The story contends, in broken and infelicitous English, that Pakistan president-elect Benazir Bhutto was murdered by a US assassination squad operating under the orders of Dick Cheney (!). Supposedly, she was killed because she had revealed in an interview in 2007 with Al Jazeera that Osama bin Ladin was dead, killed by Omar Saeed Sheikh.
In this November 2, 2007 (14:38 video) interview with David Frost (at around 6:10), Bhutto refers to a “very key figure” in Pakistani security, a retired military officer, who she alleges “has had dealings” with (among others) “Omar Sheikh, the man who murdered Osama bin Ladin.”
But, as Omaron notes in this blog posting, Bhutto’s reference to bin Ladin was probably just a slip of the tongue.
While she did say what I (and now lots of others) thought she said, … both from reading the transcript and re-watching the clip, was that she simply misspoke, meaning to say â€œthe man who killed [WSJ reporter] Daniel Pearlâ€ – which Omar Sheikh is accused of – in such a matter of fact tone, because it is well known.
It appears she didnâ€™t realize what she said. Even Frost, that ever-cunning interviewer, seems to have missed it.
Speaking not for the Al Jazeera network, but for myself – as a journalist – I can say that the question should have been cleared up in the interview.

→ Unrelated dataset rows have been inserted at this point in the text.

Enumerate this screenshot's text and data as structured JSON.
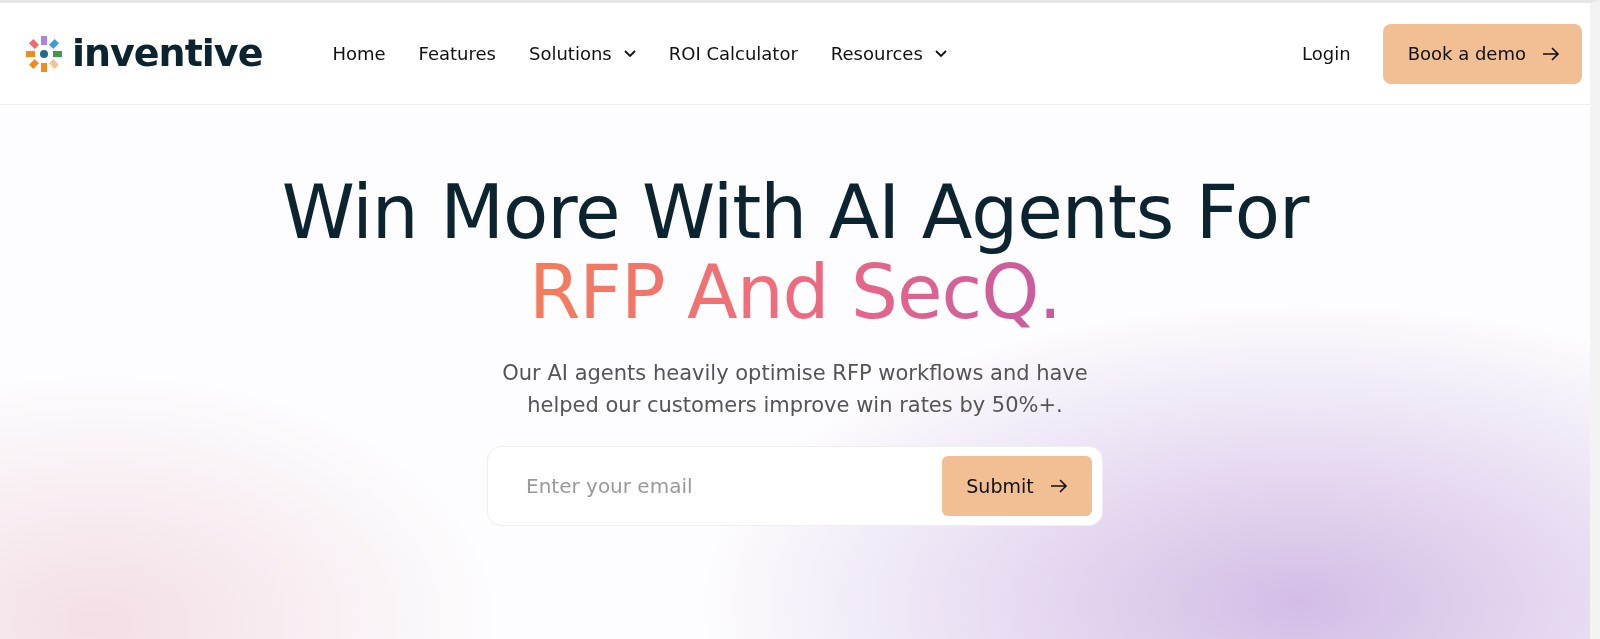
{
  "brand": {
    "name": "inventive"
  },
  "nav": [
    {
      "label": "Home",
      "dropdown": false
    },
    {
      "label": "Features",
      "dropdown": false
    },
    {
      "label": "Solutions",
      "dropdown": true
    },
    {
      "label": "ROI Calculator",
      "dropdown": false
    },
    {
      "label": "Resources",
      "dropdown": true
    }
  ],
  "login": "Login",
  "cta": "Book a demo",
  "hero": {
    "title": "Win More With AI Agents For",
    "highlight": "RFP And SecQ.",
    "subtitle": "Our AI agents heavily optimise RFP workflows and have helped our customers improve win rates by 50%+."
  },
  "signup": {
    "placeholder": "Enter your email",
    "button": "Submit"
  }
}
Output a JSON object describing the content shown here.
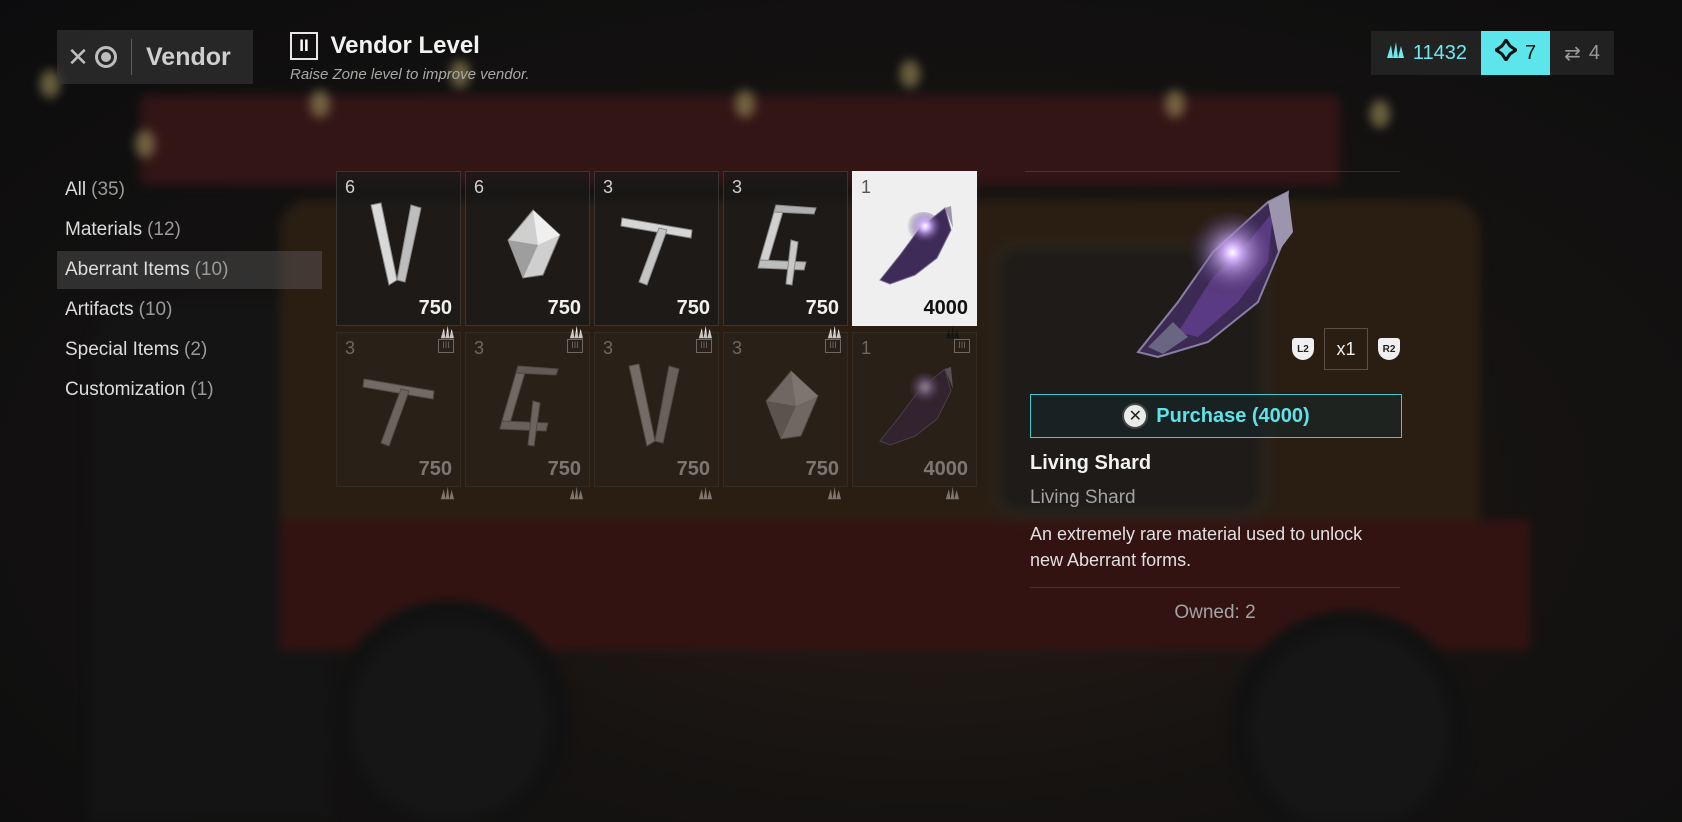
{
  "header": {
    "vendor_title": "Vendor",
    "level_roman": "II",
    "level_title": "Vendor Level",
    "level_subtitle": "Raise Zone level to improve vendor."
  },
  "currencies": [
    {
      "icon": "aberrant-currency-icon",
      "value": "11432",
      "color": "#6fe9ee"
    },
    {
      "icon": "vendor-token-icon",
      "value": "7",
      "highlighted": true
    },
    {
      "icon": "refresh-icon",
      "value": "4"
    }
  ],
  "categories": [
    {
      "label": "All",
      "count": "(35)",
      "active": false
    },
    {
      "label": "Materials",
      "count": "(12)",
      "active": false
    },
    {
      "label": "Aberrant Items",
      "count": "(10)",
      "active": true
    },
    {
      "label": "Artifacts",
      "count": "(10)",
      "active": false
    },
    {
      "label": "Special Items",
      "count": "(2)",
      "active": false
    },
    {
      "label": "Customization",
      "count": "(1)",
      "active": false
    }
  ],
  "items": [
    {
      "qty": "6",
      "price": "750",
      "icon": "v-fragment-icon",
      "tier": "",
      "selected": false,
      "locked": false
    },
    {
      "qty": "6",
      "price": "750",
      "icon": "crystal-shard-icon",
      "tier": "",
      "selected": false,
      "locked": false
    },
    {
      "qty": "3",
      "price": "750",
      "icon": "cross-fragment-icon",
      "tier": "",
      "selected": false,
      "locked": false
    },
    {
      "qty": "3",
      "price": "750",
      "icon": "bracket-fragment-icon",
      "tier": "",
      "selected": false,
      "locked": false
    },
    {
      "qty": "1",
      "price": "4000",
      "icon": "living-shard-icon",
      "tier": "",
      "selected": true,
      "locked": false
    },
    {
      "qty": "3",
      "price": "750",
      "icon": "cross-fragment-icon",
      "tier": "III",
      "selected": false,
      "locked": true
    },
    {
      "qty": "3",
      "price": "750",
      "icon": "bracket-fragment-icon",
      "tier": "III",
      "selected": false,
      "locked": true
    },
    {
      "qty": "3",
      "price": "750",
      "icon": "v-fragment-icon",
      "tier": "III",
      "selected": false,
      "locked": true
    },
    {
      "qty": "3",
      "price": "750",
      "icon": "crystal-shard-icon",
      "tier": "III",
      "selected": false,
      "locked": true
    },
    {
      "qty": "1",
      "price": "4000",
      "icon": "living-shard-icon",
      "tier": "III",
      "selected": false,
      "locked": true
    }
  ],
  "detail": {
    "quantity": "x1",
    "left_trigger": "L2",
    "right_trigger": "R2",
    "purchase_label": "Purchase (4000)",
    "name": "Living Shard",
    "type": "Living Shard",
    "description": "An extremely rare material used to unlock new Aberrant forms.",
    "owned": "Owned: 2"
  },
  "colors": {
    "accent": "#5ce6ec",
    "selected_card": "#efefef"
  }
}
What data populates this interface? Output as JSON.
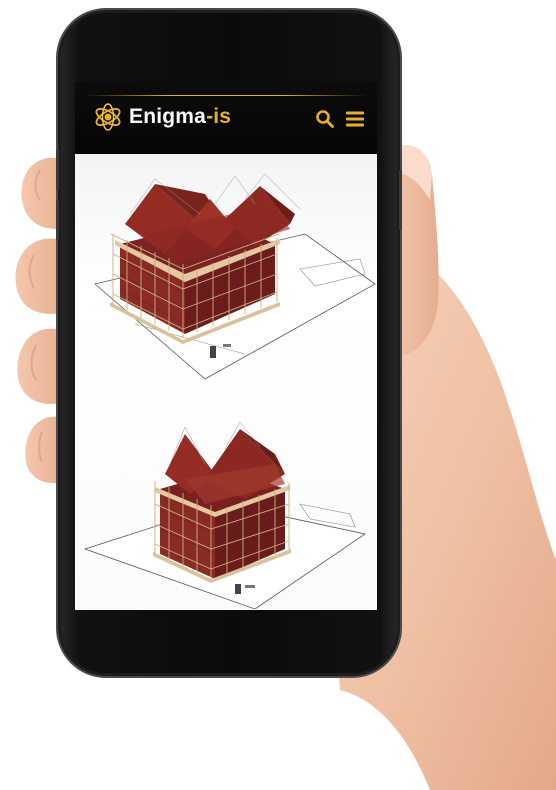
{
  "app": {
    "brand_prefix": "Enigma",
    "brand_suffix": "-is"
  },
  "header": {
    "search_icon": "search-icon",
    "menu_icon": "hamburger-menu-icon"
  },
  "content": {
    "images": [
      {
        "subject": "scaffolded-building-render-top"
      },
      {
        "subject": "scaffolded-building-render-bottom"
      }
    ]
  },
  "colors": {
    "accent": "#e8b028",
    "header_bg": "#0a0a0a",
    "roof": "#8f2a22",
    "brick": "#7a2020",
    "scaffold": "#c8b27a"
  }
}
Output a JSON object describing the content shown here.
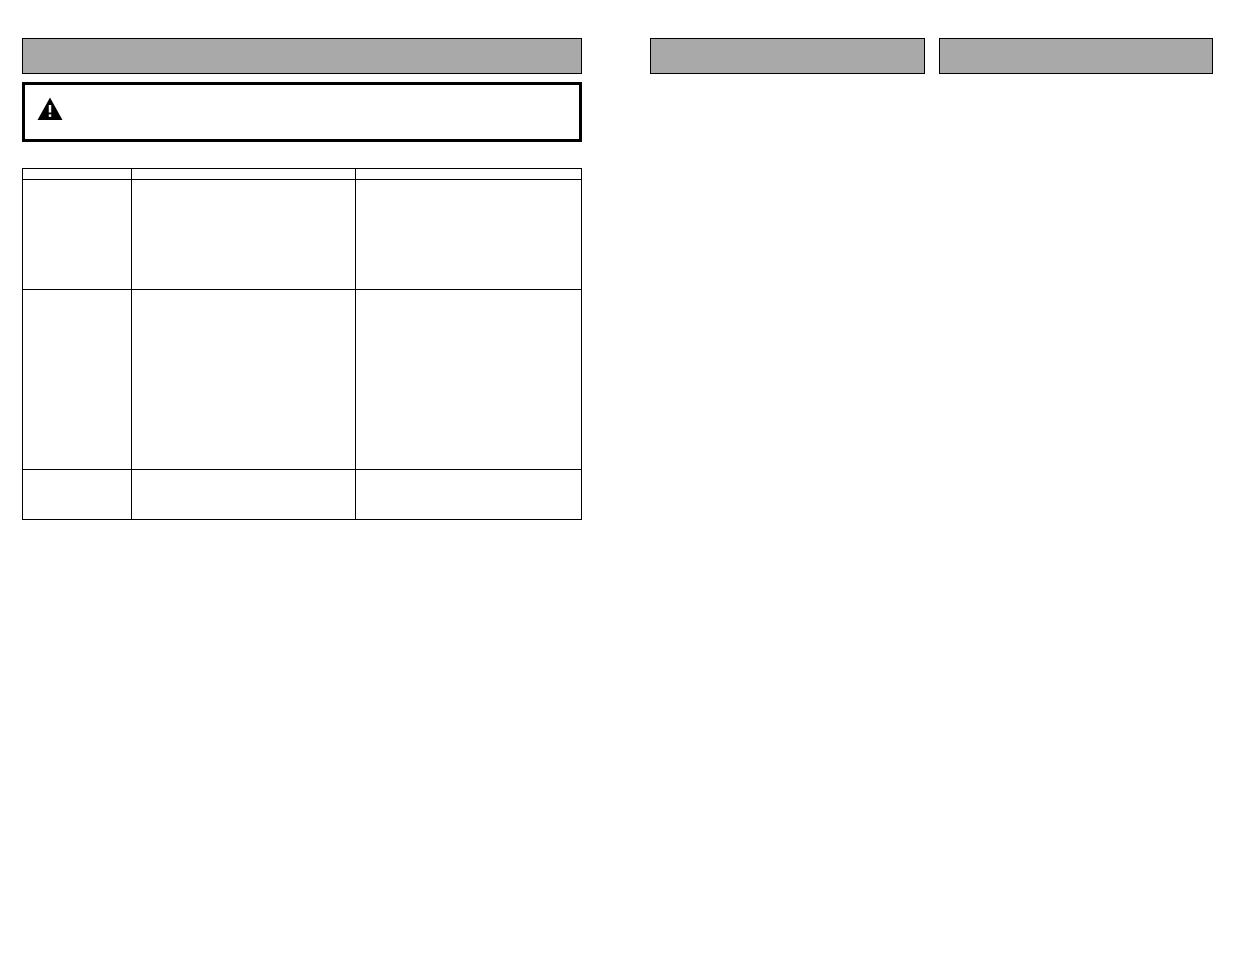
{
  "left": {
    "warning_text": "",
    "intro_text": "",
    "table": {
      "headers": [
        "",
        "",
        ""
      ],
      "rows": [
        [
          "",
          "",
          ""
        ],
        [
          "",
          "",
          ""
        ],
        [
          "",
          "",
          ""
        ]
      ]
    }
  },
  "right": {}
}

But why I chose not to pursue the story: Not because of a conspiracy or a cover-up, but because it was an apparent slip of the tongue.
The Nation’s news story tells us that the US death squad is under the command of General Stanley McChrystal, just appointed by Obama as US commander in Afghanistan, and that it also killed Lebanese Prime Minister Rafique Al Hariri and the army chief of Lebanon.
One can only observe that the Nation’s news reporting fully equals its political and economic analysis in responsibility, accuracy, and quality.
Ooops! What do you know? Why, Seymour Hersch himself denies having said any such thing, and calls the Nation’s report “complete madness.”
Are they embarassed, do you suppose?